### Exercise requirements
If a line in the data below contains "this", copy it.

### Data under study
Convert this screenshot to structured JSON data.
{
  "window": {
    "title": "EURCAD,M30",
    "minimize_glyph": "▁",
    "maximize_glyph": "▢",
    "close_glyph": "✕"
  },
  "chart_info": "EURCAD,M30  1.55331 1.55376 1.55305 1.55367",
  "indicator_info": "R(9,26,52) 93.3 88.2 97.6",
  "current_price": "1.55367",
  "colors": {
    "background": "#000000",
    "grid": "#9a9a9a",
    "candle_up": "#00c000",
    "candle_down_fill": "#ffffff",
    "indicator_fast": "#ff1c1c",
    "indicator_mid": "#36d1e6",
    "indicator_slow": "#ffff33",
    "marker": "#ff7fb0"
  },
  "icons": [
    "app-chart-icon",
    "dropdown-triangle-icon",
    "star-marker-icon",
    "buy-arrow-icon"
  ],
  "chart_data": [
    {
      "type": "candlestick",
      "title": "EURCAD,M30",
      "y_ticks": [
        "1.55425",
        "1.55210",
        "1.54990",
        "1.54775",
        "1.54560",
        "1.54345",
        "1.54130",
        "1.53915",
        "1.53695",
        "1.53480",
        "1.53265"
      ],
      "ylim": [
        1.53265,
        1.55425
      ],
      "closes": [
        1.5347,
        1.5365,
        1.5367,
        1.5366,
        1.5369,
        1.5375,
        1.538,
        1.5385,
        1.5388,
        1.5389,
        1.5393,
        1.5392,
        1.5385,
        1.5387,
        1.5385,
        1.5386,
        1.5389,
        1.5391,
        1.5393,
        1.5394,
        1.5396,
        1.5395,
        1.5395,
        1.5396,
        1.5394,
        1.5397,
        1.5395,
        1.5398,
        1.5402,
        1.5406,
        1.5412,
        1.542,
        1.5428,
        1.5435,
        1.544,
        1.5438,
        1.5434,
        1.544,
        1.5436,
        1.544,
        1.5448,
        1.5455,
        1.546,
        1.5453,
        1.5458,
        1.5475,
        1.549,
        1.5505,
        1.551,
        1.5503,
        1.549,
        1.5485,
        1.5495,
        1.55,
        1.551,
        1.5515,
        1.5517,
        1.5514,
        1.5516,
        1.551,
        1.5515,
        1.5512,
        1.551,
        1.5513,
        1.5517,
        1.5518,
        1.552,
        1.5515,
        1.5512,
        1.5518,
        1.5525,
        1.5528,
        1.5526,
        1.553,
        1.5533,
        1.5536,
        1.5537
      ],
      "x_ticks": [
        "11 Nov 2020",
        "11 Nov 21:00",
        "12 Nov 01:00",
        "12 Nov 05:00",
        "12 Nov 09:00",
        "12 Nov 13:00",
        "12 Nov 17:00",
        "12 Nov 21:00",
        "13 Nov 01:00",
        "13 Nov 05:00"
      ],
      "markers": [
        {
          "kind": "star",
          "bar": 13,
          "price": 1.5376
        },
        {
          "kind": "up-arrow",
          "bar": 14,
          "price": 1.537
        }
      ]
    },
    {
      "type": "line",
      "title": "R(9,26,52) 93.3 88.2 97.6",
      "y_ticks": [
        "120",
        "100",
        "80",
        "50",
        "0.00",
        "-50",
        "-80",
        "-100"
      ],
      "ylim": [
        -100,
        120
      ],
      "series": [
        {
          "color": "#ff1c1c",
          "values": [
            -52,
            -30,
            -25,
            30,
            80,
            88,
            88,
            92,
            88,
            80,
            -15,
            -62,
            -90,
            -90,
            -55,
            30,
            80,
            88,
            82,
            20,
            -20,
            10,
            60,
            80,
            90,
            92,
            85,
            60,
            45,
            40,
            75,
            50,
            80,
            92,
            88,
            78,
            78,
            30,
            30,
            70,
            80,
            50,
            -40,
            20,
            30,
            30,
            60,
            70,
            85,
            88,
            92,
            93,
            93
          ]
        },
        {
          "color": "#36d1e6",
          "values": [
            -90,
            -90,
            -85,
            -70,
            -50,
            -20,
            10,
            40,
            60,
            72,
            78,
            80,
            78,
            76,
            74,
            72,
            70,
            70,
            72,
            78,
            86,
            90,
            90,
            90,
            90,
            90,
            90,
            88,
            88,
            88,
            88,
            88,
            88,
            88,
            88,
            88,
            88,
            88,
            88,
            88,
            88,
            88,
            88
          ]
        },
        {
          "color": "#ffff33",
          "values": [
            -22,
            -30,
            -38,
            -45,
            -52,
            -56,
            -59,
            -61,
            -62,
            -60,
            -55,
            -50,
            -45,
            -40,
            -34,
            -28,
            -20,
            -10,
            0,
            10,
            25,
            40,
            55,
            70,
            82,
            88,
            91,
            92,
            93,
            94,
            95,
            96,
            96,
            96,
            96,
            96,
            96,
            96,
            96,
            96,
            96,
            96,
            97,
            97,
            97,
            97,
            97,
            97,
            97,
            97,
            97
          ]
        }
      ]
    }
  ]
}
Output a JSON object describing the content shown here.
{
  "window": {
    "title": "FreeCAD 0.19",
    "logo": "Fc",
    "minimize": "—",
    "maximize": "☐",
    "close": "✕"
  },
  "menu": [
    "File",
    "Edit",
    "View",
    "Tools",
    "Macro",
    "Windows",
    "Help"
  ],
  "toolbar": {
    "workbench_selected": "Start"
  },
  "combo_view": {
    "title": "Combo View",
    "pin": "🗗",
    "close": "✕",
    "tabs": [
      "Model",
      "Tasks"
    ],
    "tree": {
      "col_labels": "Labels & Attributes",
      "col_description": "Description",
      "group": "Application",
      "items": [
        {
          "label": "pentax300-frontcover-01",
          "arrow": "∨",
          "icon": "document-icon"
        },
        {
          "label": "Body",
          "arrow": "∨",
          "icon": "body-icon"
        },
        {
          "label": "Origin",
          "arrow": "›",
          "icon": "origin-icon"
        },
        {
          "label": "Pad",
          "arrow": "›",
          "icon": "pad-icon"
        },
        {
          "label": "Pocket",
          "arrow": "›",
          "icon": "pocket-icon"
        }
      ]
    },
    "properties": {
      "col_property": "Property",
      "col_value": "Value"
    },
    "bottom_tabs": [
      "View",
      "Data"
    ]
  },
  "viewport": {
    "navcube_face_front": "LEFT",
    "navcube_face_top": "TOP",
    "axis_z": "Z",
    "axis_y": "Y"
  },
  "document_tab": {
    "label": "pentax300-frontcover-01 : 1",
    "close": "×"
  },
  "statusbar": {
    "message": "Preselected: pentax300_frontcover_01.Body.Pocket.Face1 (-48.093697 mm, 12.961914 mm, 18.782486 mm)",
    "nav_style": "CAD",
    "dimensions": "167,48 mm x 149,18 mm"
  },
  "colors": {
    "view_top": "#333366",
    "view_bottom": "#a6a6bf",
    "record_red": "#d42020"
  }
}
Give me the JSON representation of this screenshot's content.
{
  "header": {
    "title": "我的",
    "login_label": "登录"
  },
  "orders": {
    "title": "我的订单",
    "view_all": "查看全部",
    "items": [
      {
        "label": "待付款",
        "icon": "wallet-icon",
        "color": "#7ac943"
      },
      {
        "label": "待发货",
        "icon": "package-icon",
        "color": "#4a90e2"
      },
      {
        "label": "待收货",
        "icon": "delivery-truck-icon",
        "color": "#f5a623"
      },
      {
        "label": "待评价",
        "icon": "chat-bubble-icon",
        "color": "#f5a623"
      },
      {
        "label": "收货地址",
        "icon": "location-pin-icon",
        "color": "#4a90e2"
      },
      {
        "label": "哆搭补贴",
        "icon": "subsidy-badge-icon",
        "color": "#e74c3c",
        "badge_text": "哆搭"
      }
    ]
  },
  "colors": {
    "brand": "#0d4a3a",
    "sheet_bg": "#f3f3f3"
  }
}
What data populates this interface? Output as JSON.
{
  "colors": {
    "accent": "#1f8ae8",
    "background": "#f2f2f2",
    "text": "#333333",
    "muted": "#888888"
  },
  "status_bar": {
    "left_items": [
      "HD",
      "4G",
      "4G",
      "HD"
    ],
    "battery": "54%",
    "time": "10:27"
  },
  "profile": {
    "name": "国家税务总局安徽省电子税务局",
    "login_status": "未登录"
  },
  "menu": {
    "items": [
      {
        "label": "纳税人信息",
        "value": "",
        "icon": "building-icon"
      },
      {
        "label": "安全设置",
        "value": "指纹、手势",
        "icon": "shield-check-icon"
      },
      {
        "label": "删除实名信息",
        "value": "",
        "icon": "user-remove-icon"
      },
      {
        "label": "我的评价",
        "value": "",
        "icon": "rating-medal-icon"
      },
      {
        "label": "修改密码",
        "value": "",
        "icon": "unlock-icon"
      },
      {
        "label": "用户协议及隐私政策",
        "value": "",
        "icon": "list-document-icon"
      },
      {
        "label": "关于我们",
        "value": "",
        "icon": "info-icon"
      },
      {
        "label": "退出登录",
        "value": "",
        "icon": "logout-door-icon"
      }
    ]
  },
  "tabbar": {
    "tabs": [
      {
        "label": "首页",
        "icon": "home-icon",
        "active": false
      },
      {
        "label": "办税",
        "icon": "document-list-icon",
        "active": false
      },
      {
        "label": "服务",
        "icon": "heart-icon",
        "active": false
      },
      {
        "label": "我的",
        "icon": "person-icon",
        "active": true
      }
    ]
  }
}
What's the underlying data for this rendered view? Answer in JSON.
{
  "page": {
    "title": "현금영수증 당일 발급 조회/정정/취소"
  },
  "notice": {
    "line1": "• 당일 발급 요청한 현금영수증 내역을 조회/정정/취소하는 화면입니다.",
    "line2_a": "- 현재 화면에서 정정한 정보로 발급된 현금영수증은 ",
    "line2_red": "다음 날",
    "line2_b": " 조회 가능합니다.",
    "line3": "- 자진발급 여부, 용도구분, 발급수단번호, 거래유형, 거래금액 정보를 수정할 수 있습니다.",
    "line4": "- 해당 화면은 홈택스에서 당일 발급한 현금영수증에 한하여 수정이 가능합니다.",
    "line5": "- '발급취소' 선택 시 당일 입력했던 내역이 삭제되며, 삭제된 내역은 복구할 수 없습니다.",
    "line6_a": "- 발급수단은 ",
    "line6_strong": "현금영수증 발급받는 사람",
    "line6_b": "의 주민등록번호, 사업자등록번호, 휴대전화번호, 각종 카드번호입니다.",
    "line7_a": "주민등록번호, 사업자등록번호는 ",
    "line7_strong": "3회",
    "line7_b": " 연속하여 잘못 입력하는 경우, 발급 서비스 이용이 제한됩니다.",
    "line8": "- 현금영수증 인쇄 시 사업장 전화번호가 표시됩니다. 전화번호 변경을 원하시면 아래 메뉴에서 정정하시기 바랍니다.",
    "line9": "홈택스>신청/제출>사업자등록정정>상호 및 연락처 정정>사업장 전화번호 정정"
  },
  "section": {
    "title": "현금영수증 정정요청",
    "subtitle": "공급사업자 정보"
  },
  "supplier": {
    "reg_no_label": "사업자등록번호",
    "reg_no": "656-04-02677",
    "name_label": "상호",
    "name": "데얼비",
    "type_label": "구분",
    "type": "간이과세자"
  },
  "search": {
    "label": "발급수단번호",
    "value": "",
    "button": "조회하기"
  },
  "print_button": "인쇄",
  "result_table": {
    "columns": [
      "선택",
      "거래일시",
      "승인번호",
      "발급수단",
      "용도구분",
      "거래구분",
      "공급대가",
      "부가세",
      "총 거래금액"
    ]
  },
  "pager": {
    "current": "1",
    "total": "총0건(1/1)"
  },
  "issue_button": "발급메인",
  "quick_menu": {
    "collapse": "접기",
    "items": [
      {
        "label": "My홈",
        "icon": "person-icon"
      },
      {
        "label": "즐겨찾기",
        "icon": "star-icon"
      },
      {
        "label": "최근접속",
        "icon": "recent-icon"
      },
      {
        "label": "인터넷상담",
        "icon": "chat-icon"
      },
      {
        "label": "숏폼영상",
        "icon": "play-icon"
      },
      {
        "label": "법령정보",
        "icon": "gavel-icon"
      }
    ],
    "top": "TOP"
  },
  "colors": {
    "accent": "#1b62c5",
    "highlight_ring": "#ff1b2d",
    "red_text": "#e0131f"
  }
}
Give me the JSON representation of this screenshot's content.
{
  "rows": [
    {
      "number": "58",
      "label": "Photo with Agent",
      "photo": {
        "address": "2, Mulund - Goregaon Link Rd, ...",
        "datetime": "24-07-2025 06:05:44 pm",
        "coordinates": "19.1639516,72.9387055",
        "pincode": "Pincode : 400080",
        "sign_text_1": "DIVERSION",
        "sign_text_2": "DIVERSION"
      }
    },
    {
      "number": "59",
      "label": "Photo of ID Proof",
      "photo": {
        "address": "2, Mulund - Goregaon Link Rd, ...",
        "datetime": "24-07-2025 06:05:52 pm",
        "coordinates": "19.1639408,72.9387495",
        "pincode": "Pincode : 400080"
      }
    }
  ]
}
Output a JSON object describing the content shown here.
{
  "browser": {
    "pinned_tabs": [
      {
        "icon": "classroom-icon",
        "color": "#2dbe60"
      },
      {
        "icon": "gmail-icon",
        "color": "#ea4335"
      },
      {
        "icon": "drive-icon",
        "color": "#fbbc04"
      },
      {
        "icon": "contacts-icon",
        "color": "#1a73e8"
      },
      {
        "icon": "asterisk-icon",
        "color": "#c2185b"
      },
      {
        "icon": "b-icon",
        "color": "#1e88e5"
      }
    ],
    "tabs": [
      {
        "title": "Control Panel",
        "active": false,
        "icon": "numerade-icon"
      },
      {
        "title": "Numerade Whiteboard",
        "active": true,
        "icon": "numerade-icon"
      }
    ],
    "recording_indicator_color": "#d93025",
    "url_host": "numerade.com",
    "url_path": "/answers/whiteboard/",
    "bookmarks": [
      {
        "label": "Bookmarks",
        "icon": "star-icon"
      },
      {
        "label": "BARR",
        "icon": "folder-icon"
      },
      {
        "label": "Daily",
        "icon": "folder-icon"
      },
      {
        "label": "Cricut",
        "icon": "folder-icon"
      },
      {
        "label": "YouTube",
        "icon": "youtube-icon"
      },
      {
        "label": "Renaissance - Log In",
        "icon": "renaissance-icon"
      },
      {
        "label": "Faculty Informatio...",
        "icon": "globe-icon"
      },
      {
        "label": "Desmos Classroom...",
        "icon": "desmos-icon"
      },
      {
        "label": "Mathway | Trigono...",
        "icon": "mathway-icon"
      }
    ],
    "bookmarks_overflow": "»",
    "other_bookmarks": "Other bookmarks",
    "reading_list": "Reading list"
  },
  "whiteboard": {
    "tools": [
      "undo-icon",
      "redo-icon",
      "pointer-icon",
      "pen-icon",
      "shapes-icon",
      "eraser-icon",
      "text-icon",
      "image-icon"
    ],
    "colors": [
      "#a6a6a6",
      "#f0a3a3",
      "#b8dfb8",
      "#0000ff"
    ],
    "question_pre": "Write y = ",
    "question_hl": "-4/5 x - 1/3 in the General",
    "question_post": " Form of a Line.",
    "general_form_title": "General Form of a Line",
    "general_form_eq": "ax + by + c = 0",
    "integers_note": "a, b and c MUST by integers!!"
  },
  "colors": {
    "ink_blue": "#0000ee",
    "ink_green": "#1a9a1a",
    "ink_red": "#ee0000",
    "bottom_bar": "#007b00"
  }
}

### Problem solution
Convert this screenshot to structured JSON data.
Give me the JSON representation of this screenshot's content.
What data populates this interface? Output as JSON.
What's the underlying data for this rendered view? Answer in JSON.
Give me the JSON representation of this screenshot's content.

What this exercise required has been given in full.